* _Exercise instructions_: Search the records for the word "JSON" and report each line that has it.

[[ Available data open ]]

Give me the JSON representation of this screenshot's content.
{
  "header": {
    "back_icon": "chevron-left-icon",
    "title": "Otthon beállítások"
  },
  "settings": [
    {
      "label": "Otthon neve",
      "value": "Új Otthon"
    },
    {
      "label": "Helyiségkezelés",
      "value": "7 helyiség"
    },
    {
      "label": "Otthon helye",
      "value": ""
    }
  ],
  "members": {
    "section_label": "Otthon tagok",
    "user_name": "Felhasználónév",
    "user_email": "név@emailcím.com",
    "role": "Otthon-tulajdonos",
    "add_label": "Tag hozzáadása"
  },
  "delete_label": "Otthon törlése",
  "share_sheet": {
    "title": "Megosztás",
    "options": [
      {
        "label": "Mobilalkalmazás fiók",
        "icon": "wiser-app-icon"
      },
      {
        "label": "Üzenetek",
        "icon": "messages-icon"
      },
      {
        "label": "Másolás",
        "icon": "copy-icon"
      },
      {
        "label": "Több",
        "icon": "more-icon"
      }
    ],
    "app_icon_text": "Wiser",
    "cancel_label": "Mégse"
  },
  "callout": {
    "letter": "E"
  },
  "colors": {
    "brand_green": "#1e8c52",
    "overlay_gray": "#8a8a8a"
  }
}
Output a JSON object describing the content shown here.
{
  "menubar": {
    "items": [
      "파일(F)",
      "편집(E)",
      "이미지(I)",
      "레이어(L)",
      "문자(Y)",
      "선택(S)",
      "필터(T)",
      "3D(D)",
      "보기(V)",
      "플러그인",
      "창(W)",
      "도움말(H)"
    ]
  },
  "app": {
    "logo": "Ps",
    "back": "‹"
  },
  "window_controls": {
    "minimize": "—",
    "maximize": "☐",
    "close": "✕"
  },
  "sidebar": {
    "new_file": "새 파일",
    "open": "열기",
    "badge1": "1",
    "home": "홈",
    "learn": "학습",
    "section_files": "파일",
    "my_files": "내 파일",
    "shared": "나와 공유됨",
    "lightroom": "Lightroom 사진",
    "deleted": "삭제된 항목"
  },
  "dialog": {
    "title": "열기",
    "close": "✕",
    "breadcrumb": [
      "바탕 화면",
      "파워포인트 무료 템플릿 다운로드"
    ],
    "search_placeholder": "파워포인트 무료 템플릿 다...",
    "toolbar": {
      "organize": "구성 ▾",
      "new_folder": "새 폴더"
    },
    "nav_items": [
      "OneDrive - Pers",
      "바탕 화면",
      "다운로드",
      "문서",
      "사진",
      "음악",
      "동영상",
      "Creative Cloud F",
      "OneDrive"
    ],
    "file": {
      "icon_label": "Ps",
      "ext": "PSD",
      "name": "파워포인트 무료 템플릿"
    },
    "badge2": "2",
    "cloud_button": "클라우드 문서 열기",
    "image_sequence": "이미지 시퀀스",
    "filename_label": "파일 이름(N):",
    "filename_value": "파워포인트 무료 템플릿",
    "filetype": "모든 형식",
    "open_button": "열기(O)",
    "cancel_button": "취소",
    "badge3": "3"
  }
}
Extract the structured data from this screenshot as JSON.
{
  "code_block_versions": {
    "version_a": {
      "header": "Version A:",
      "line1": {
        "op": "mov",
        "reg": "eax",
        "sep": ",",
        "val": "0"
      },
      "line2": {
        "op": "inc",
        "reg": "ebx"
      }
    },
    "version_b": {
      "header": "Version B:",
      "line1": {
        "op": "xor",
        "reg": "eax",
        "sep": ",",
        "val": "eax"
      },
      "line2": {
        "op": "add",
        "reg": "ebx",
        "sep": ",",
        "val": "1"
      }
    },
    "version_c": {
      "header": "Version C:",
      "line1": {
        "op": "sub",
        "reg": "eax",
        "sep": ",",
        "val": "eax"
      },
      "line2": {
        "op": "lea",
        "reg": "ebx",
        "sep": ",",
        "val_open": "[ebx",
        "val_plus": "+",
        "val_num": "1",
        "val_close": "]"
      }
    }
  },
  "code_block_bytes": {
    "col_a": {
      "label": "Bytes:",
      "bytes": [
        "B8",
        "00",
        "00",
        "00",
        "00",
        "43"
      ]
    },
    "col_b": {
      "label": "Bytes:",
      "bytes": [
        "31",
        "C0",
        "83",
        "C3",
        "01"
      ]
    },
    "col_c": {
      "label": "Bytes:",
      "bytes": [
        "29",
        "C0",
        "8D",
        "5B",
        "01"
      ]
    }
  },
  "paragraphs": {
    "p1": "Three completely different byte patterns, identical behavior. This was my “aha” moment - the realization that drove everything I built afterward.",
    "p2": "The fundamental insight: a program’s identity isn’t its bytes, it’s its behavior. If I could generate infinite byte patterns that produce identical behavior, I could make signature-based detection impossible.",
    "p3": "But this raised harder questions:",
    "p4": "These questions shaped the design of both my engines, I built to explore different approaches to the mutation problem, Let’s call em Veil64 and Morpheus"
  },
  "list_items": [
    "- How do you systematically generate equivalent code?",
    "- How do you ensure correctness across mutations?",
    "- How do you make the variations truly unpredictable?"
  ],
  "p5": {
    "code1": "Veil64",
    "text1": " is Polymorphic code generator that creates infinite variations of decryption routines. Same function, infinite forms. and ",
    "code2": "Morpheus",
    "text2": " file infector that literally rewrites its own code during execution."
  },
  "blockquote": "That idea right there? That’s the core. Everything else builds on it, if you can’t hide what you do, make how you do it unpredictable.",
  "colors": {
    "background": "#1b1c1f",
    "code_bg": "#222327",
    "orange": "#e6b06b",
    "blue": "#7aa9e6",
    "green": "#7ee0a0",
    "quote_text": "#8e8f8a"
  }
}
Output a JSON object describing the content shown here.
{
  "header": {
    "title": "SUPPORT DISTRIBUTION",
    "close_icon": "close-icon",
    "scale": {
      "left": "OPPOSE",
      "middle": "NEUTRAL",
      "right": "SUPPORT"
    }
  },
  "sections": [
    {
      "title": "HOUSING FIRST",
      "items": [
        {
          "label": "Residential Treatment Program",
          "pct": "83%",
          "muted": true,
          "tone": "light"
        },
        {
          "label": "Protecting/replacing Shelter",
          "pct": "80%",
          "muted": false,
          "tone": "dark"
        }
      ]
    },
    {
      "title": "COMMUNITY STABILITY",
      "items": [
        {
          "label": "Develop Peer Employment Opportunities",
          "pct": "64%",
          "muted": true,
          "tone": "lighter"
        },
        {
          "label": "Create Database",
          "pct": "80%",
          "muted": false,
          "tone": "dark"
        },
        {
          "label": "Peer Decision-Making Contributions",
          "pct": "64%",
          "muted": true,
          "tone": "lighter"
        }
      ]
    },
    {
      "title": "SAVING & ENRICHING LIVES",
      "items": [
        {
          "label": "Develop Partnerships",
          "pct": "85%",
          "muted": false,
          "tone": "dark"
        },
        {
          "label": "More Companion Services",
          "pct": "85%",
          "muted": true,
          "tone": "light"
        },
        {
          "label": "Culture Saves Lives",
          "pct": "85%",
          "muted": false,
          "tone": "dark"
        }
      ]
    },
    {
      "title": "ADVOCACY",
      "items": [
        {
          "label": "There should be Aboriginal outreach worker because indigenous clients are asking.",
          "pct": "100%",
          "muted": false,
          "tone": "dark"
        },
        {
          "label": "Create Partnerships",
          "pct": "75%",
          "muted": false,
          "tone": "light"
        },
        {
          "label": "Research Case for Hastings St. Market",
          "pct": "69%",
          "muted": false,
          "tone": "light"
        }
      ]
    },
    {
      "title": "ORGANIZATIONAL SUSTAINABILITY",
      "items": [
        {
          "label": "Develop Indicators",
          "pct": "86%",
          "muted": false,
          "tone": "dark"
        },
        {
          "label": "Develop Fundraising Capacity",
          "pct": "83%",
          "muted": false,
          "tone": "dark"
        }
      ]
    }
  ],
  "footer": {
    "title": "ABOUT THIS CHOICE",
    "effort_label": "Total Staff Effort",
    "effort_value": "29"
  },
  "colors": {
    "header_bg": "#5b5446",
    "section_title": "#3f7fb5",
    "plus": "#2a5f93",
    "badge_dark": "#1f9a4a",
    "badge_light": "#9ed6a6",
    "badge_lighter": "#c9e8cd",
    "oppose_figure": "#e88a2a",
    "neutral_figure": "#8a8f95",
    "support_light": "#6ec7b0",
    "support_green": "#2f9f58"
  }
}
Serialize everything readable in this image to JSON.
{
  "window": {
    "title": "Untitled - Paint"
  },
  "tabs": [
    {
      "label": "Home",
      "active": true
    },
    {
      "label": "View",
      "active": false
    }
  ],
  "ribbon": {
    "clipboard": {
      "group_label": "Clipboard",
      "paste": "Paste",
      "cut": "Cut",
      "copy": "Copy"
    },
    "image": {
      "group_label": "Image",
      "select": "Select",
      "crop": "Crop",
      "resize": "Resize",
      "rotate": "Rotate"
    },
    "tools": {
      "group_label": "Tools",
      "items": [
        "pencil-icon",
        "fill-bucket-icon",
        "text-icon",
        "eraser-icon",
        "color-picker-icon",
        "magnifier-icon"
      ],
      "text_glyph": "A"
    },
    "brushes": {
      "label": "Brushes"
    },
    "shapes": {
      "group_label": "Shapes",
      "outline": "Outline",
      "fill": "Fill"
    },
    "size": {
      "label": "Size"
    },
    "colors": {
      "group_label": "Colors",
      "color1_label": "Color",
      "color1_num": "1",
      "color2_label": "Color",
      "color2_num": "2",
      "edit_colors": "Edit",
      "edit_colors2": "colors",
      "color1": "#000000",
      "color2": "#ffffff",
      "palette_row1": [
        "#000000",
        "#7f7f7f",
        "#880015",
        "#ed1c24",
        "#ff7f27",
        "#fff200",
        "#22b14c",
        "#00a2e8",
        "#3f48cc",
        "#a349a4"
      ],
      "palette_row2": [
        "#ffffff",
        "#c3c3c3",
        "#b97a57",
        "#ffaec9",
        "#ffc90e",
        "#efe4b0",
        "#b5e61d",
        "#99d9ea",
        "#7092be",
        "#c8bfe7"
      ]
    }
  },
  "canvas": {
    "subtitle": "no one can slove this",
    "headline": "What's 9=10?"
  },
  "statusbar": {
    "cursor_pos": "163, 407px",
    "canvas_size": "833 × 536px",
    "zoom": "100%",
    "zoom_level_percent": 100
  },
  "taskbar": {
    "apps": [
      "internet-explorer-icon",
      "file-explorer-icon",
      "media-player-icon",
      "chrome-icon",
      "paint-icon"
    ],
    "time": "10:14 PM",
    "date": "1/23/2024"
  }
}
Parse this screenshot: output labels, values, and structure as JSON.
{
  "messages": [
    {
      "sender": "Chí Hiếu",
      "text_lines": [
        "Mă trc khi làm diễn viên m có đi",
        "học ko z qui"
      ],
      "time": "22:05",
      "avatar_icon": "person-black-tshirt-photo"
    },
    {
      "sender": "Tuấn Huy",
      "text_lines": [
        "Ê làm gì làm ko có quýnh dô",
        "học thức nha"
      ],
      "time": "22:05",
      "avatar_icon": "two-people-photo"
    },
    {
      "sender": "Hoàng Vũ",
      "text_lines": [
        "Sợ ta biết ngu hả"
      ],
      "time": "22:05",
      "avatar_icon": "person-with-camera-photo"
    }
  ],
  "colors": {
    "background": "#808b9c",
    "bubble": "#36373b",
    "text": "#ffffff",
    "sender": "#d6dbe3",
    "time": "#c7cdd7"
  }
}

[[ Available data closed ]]

* _Your solution_:
Give me the JSON representation of this screenshot's content.
Output a JSON object describing the content shown here.
Extract the structured data from this screenshot as JSON.
Output a JSON object describing the content shown here.
Serialize everything readable in this image to JSON.
Parse this screenshot: output labels, values, and structure as JSON.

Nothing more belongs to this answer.